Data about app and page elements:
• • •

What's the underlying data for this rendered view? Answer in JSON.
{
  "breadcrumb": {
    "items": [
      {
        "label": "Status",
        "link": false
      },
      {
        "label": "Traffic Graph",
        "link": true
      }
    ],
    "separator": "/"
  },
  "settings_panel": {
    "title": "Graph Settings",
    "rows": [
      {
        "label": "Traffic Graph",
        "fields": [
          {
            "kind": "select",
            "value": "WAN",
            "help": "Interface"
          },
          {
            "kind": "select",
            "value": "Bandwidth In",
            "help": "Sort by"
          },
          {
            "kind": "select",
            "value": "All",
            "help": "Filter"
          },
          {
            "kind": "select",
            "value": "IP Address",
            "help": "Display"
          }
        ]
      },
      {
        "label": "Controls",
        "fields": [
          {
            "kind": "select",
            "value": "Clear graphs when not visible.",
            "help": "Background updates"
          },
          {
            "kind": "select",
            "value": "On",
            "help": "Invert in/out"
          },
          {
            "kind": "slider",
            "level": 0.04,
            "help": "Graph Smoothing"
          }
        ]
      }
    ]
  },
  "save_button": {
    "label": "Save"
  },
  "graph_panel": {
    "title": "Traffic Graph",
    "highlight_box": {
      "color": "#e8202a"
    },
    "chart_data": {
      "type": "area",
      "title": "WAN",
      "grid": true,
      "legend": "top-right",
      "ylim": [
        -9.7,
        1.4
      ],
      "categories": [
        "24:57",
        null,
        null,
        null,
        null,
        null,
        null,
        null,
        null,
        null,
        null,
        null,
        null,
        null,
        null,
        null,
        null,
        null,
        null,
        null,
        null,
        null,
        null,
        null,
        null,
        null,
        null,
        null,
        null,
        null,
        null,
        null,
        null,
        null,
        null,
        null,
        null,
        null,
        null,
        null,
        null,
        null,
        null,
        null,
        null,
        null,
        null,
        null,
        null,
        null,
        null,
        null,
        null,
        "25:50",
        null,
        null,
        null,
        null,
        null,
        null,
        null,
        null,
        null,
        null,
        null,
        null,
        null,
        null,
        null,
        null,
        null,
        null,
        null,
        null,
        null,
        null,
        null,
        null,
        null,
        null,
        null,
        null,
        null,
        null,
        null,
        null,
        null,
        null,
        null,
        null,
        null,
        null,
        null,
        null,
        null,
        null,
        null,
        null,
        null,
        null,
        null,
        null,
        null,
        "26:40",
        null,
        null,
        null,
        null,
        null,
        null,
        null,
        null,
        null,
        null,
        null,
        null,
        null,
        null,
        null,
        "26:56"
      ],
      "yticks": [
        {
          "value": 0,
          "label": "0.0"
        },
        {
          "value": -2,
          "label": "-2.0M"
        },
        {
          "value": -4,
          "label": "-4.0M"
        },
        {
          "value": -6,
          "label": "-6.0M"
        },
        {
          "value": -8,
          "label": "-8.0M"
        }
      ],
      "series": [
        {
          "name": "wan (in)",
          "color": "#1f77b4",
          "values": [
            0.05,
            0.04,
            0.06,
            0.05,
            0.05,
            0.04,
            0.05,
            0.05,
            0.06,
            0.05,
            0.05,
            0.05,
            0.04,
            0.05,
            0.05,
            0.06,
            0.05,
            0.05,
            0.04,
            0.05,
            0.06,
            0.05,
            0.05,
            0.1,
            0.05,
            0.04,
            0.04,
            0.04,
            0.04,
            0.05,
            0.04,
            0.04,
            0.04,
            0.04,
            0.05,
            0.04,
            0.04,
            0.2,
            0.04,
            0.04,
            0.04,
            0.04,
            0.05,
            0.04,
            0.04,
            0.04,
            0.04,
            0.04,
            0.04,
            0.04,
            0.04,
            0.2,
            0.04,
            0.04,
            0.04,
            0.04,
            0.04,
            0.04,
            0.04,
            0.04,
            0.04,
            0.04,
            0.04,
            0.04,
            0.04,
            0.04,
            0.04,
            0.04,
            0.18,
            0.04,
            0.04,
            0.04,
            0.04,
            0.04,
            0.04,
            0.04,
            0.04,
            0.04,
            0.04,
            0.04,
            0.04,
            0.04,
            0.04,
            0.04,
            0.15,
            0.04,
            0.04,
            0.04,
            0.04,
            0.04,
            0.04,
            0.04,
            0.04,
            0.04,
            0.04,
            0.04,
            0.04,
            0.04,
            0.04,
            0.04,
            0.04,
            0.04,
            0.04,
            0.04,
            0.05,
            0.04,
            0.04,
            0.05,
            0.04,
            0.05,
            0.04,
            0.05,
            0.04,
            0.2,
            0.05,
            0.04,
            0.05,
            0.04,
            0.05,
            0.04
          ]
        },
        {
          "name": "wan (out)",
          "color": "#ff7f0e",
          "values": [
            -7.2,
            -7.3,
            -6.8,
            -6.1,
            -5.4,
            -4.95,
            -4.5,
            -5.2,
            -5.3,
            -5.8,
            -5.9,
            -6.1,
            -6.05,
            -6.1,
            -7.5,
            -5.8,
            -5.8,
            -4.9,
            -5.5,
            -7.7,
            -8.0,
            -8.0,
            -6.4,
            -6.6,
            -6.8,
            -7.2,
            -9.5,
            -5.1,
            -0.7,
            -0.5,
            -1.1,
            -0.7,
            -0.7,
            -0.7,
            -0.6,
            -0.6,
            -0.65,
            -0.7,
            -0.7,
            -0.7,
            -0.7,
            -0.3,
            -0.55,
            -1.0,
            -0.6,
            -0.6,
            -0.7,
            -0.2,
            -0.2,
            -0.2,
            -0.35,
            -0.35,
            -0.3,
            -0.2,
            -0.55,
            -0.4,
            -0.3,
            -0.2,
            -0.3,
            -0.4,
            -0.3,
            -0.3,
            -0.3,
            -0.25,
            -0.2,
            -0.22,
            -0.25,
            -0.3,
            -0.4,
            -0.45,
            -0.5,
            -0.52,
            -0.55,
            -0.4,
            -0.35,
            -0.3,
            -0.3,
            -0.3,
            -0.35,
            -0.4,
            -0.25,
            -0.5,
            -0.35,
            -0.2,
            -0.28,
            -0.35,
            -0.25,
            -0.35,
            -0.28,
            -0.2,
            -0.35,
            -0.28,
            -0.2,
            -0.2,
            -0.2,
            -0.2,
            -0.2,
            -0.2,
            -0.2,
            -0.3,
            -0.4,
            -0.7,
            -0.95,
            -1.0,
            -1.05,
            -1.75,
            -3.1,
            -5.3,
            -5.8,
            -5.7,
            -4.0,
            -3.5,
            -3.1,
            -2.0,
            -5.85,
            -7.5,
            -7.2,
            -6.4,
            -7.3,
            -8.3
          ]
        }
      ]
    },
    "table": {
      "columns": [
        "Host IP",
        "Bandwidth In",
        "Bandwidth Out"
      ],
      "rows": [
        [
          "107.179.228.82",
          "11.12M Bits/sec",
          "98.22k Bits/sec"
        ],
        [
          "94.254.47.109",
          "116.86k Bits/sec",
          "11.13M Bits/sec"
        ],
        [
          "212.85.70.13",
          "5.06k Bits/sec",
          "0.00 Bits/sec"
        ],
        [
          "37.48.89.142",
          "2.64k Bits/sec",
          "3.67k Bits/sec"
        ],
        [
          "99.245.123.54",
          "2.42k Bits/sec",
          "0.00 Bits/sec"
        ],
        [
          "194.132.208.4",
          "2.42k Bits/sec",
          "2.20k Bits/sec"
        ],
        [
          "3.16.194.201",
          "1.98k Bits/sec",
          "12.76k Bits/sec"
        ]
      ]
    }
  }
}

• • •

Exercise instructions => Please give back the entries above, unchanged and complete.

Solution to the exercise =>
What's the underlying data for this rendered view? Answer in JSON.
{
  "breadcrumb": {
    "items": [
      {
        "label": "Status",
        "link": false
      },
      {
        "label": "Traffic Graph",
        "link": true
      }
    ],
    "separator": "/"
  },
  "settings_panel": {
    "title": "Graph Settings",
    "rows": [
      {
        "label": "Traffic Graph",
        "fields": [
          {
            "kind": "select",
            "value": "WAN",
            "help": "Interface"
          },
          {
            "kind": "select",
            "value": "Bandwidth In",
            "help": "Sort by"
          },
          {
            "kind": "select",
            "value": "All",
            "help": "Filter"
          },
          {
            "kind": "select",
            "value": "IP Address",
            "help": "Display"
          }
        ]
      },
      {
        "label": "Controls",
        "fields": [
          {
            "kind": "select",
            "value": "Clear graphs when not visible.",
            "help": "Background updates"
          },
          {
            "kind": "select",
            "value": "On",
            "help": "Invert in/out"
          },
          {
            "kind": "slider",
            "level": 0.04,
            "help": "Graph Smoothing"
          }
        ]
      }
    ]
  },
  "save_button": {
    "label": "Save"
  },
  "graph_panel": {
    "title": "Traffic Graph",
    "highlight_box": {
      "color": "#e8202a"
    },
    "chart_data": {
      "type": "area",
      "title": "WAN",
      "grid": true,
      "legend": "top-right",
      "ylim": [
        -9.7,
        1.4
      ],
      "categories": [
        "24:57",
        null,
        null,
        null,
        null,
        null,
        null,
        null,
        null,
        null,
        null,
        null,
        null,
        null,
        null,
        null,
        null,
        null,
        null,
        null,
        null,
        null,
        null,
        null,
        null,
        null,
        null,
        null,
        null,
        null,
        null,
        null,
        null,
        null,
        null,
        null,
        null,
        null,
        null,
        null,
        null,
        null,
        null,
        null,
        null,
        null,
        null,
        null,
        null,
        null,
        null,
        null,
        null,
        "25:50",
        null,
        null,
        null,
        null,
        null,
        null,
        null,
        null,
        null,
        null,
        null,
        null,
        null,
        null,
        null,
        null,
        null,
        null,
        null,
        null,
        null,
        null,
        null,
        null,
        null,
        null,
        null,
        null,
        null,
        null,
        null,
        null,
        null,
        null,
        null,
        null,
        null,
        null,
        null,
        null,
        null,
        null,
        null,
        null,
        null,
        null,
        null,
        null,
        null,
        "26:40",
        null,
        null,
        null,
        null,
        null,
        null,
        null,
        null,
        null,
        null,
        null,
        null,
        null,
        null,
        null,
        "26:56"
      ],
      "yticks": [
        {
          "value": 0,
          "label": "0.0"
        },
        {
          "value": -2,
          "label": "-2.0M"
        },
        {
          "value": -4,
          "label": "-4.0M"
        },
        {
          "value": -6,
          "label": "-6.0M"
        },
        {
          "value": -8,
          "label": "-8.0M"
        }
      ],
      "series": [
        {
          "name": "wan (in)",
          "color": "#1f77b4",
          "values": [
            0.05,
            0.04,
            0.06,
            0.05,
            0.05,
            0.04,
            0.05,
            0.05,
            0.06,
            0.05,
            0.05,
            0.05,
            0.04,
            0.05,
            0.05,
            0.06,
            0.05,
            0.05,
            0.04,
            0.05,
            0.06,
            0.05,
            0.05,
            0.1,
            0.05,
            0.04,
            0.04,
            0.04,
            0.04,
            0.05,
            0.04,
            0.04,
            0.04,
            0.04,
            0.05,
            0.04,
            0.04,
            0.2,
            0.04,
            0.04,
            0.04,
            0.04,
            0.05,
            0.04,
            0.04,
            0.04,
            0.04,
            0.04,
            0.04,
            0.04,
            0.04,
            0.2,
            0.04,
            0.04,
            0.04,
            0.04,
            0.04,
            0.04,
            0.04,
            0.04,
            0.04,
            0.04,
            0.04,
            0.04,
            0.04,
            0.04,
            0.04,
            0.04,
            0.18,
            0.04,
            0.04,
            0.04,
            0.04,
            0.04,
            0.04,
            0.04,
            0.04,
            0.04,
            0.04,
            0.04,
            0.04,
            0.04,
            0.04,
            0.04,
            0.15,
            0.04,
            0.04,
            0.04,
            0.04,
            0.04,
            0.04,
            0.04,
            0.04,
            0.04,
            0.04,
            0.04,
            0.04,
            0.04,
            0.04,
            0.04,
            0.04,
            0.04,
            0.04,
            0.04,
            0.05,
            0.04,
            0.04,
            0.05,
            0.04,
            0.05,
            0.04,
            0.05,
            0.04,
            0.2,
            0.05,
            0.04,
            0.05,
            0.04,
            0.05,
            0.04
          ]
        },
        {
          "name": "wan (out)",
          "color": "#ff7f0e",
          "values": [
            -7.2,
            -7.3,
            -6.8,
            -6.1,
            -5.4,
            -4.95,
            -4.5,
            -5.2,
            -5.3,
            -5.8,
            -5.9,
            -6.1,
            -6.05,
            -6.1,
            -7.5,
            -5.8,
            -5.8,
            -4.9,
            -5.5,
            -7.7,
            -8.0,
            -8.0,
            -6.4,
            -6.6,
            -6.8,
            -7.2,
            -9.5,
            -5.1,
            -0.7,
            -0.5,
            -1.1,
            -0.7,
            -0.7,
            -0.7,
            -0.6,
            -0.6,
            -0.65,
            -0.7,
            -0.7,
            -0.7,
            -0.7,
            -0.3,
            -0.55,
            -1.0,
            -0.6,
            -0.6,
            -0.7,
            -0.2,
            -0.2,
            -0.2,
            -0.35,
            -0.35,
            -0.3,
            -0.2,
            -0.55,
            -0.4,
            -0.3,
            -0.2,
            -0.3,
            -0.4,
            -0.3,
            -0.3,
            -0.3,
            -0.25,
            -0.2,
            -0.22,
            -0.25,
            -0.3,
            -0.4,
            -0.45,
            -0.5,
            -0.52,
            -0.55,
            -0.4,
            -0.35,
            -0.3,
            -0.3,
            -0.3,
            -0.35,
            -0.4,
            -0.25,
            -0.5,
            -0.35,
            -0.2,
            -0.28,
            -0.35,
            -0.25,
            -0.35,
            -0.28,
            -0.2,
            -0.35,
            -0.28,
            -0.2,
            -0.2,
            -0.2,
            -0.2,
            -0.2,
            -0.2,
            -0.2,
            -0.3,
            -0.4,
            -0.7,
            -0.95,
            -1.0,
            -1.05,
            -1.75,
            -3.1,
            -5.3,
            -5.8,
            -5.7,
            -4.0,
            -3.5,
            -3.1,
            -2.0,
            -5.85,
            -7.5,
            -7.2,
            -6.4,
            -7.3,
            -8.3
          ]
        }
      ]
    },
    "table": {
      "columns": [
        "Host IP",
        "Bandwidth In",
        "Bandwidth Out"
      ],
      "rows": [
        [
          "107.179.228.82",
          "11.12M Bits/sec",
          "98.22k Bits/sec"
        ],
        [
          "94.254.47.109",
          "116.86k Bits/sec",
          "11.13M Bits/sec"
        ],
        [
          "212.85.70.13",
          "5.06k Bits/sec",
          "0.00 Bits/sec"
        ],
        [
          "37.48.89.142",
          "2.64k Bits/sec",
          "3.67k Bits/sec"
        ],
        [
          "99.245.123.54",
          "2.42k Bits/sec",
          "0.00 Bits/sec"
        ],
        [
          "194.132.208.4",
          "2.42k Bits/sec",
          "2.20k Bits/sec"
        ],
        [
          "3.16.194.201",
          "1.98k Bits/sec",
          "12.76k Bits/sec"
        ]
      ]
    }
  }
}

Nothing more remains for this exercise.